[ACTIVITY]: Extract all lines from the data beneath that include the word "more".

[SUPPLIED MATERIAL]:
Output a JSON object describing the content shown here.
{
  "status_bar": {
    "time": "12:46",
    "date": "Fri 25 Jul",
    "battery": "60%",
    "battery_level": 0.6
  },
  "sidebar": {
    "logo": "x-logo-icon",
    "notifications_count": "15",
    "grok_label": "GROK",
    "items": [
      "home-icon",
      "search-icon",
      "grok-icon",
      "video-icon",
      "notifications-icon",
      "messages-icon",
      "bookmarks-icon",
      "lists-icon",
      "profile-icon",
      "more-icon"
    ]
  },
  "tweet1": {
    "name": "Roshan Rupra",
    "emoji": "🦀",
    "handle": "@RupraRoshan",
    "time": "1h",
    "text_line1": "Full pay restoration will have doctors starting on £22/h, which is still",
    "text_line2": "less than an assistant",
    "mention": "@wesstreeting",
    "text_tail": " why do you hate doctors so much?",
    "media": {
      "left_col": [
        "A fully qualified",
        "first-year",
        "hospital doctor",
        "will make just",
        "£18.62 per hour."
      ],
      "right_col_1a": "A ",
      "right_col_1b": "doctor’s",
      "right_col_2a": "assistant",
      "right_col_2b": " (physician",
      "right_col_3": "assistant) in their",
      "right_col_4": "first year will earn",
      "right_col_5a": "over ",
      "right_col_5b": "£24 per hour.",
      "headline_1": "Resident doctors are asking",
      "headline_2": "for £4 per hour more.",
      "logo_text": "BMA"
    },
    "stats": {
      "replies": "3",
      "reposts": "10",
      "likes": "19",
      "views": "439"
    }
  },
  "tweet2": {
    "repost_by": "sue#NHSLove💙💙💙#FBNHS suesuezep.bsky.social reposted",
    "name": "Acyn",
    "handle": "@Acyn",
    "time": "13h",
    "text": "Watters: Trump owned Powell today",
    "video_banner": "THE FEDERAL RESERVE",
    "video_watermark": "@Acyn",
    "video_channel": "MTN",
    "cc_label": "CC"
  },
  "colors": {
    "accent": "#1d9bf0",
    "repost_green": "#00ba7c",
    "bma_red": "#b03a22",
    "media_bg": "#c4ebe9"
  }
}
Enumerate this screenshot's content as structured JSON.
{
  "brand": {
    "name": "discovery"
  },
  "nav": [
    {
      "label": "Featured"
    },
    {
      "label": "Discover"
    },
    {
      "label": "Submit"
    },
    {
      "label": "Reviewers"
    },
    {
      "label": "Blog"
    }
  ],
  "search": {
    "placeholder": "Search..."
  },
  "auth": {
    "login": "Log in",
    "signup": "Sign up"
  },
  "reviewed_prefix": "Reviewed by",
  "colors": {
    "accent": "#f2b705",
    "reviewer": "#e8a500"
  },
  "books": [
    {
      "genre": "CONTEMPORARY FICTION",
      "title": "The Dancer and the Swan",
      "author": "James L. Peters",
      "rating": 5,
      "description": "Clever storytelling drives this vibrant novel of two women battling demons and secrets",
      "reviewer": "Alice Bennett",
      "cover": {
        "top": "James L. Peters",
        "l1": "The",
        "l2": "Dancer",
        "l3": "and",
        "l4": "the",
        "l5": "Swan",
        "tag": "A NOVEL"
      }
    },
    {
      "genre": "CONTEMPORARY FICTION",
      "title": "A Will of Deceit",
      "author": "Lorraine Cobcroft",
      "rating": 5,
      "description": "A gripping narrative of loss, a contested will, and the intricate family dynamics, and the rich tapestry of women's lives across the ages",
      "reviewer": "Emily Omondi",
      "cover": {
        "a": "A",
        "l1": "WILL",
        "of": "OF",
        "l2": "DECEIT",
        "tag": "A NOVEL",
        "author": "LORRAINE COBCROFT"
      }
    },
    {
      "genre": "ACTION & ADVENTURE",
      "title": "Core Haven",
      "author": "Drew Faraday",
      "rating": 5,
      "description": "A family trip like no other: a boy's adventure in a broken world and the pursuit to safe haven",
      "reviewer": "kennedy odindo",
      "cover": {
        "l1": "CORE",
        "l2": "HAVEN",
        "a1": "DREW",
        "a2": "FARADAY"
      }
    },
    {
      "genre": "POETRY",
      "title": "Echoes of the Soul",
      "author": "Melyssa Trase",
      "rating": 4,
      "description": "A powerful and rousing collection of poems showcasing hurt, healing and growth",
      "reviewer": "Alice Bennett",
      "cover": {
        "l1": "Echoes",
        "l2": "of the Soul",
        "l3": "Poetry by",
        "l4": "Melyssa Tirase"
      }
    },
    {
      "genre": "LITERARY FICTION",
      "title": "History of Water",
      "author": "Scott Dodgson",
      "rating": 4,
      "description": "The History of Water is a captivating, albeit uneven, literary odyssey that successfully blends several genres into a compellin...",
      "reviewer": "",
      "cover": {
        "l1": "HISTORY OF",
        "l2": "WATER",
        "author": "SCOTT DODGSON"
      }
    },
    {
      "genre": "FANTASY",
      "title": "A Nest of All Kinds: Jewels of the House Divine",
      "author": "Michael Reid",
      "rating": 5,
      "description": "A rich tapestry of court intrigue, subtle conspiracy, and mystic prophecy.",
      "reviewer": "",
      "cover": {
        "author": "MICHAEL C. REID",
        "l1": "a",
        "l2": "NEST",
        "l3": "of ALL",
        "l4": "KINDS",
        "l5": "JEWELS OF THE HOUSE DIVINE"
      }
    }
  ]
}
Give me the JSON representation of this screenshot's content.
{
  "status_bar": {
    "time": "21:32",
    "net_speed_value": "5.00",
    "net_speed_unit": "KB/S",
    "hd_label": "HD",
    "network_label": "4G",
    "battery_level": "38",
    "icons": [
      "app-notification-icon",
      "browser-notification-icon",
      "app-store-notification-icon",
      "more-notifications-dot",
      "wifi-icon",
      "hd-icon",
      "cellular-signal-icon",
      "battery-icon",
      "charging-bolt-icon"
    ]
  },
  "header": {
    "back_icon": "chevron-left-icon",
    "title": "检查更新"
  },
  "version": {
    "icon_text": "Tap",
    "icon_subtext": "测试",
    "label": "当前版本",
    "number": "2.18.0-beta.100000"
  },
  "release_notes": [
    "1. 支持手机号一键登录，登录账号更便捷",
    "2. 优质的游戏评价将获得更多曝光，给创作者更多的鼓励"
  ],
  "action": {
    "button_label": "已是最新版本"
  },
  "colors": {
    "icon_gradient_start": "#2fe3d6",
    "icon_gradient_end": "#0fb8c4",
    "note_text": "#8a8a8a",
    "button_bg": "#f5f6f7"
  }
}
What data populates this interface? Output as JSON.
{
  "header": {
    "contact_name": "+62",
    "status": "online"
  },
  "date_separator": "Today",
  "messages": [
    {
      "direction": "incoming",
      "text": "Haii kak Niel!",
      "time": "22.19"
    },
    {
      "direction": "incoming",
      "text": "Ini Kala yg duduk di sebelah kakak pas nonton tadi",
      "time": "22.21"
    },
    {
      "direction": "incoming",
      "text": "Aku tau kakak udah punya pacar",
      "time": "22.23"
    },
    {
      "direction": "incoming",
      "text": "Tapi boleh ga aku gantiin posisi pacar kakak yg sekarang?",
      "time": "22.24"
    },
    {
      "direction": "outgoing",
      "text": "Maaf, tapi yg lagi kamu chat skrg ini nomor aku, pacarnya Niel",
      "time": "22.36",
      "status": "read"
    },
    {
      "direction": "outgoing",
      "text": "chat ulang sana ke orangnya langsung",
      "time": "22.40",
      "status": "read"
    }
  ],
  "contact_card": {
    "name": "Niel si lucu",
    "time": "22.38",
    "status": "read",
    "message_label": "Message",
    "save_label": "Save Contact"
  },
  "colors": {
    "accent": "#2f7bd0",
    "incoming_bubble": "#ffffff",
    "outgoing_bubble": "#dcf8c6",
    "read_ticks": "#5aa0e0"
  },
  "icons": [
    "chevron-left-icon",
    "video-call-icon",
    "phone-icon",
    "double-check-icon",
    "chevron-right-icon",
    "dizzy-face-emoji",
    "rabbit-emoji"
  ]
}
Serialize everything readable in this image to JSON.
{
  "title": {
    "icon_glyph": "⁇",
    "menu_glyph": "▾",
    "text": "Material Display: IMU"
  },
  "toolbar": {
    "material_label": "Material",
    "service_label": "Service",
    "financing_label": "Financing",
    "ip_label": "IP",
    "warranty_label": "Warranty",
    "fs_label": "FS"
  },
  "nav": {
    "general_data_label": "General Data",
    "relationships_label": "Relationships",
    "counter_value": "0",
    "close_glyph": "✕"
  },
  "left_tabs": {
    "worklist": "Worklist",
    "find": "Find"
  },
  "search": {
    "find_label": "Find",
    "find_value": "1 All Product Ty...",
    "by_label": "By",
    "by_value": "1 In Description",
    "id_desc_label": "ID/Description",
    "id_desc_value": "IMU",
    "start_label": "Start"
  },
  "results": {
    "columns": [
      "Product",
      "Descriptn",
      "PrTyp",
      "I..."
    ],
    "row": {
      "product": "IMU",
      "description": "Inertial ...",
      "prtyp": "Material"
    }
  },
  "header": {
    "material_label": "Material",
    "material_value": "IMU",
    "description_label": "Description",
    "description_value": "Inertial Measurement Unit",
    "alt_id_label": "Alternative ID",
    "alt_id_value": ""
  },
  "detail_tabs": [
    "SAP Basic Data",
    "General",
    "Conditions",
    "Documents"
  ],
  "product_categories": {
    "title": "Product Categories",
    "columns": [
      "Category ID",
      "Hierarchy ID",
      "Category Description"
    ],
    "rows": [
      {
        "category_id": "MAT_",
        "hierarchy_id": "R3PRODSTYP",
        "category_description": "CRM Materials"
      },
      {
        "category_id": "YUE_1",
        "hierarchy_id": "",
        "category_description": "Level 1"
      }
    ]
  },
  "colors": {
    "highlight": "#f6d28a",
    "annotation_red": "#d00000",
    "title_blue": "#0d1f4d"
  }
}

[TASK ANSWER]:
      "more-icon"
      "headline_2": "for £4 per hour more.",
      "more-notifications-dot",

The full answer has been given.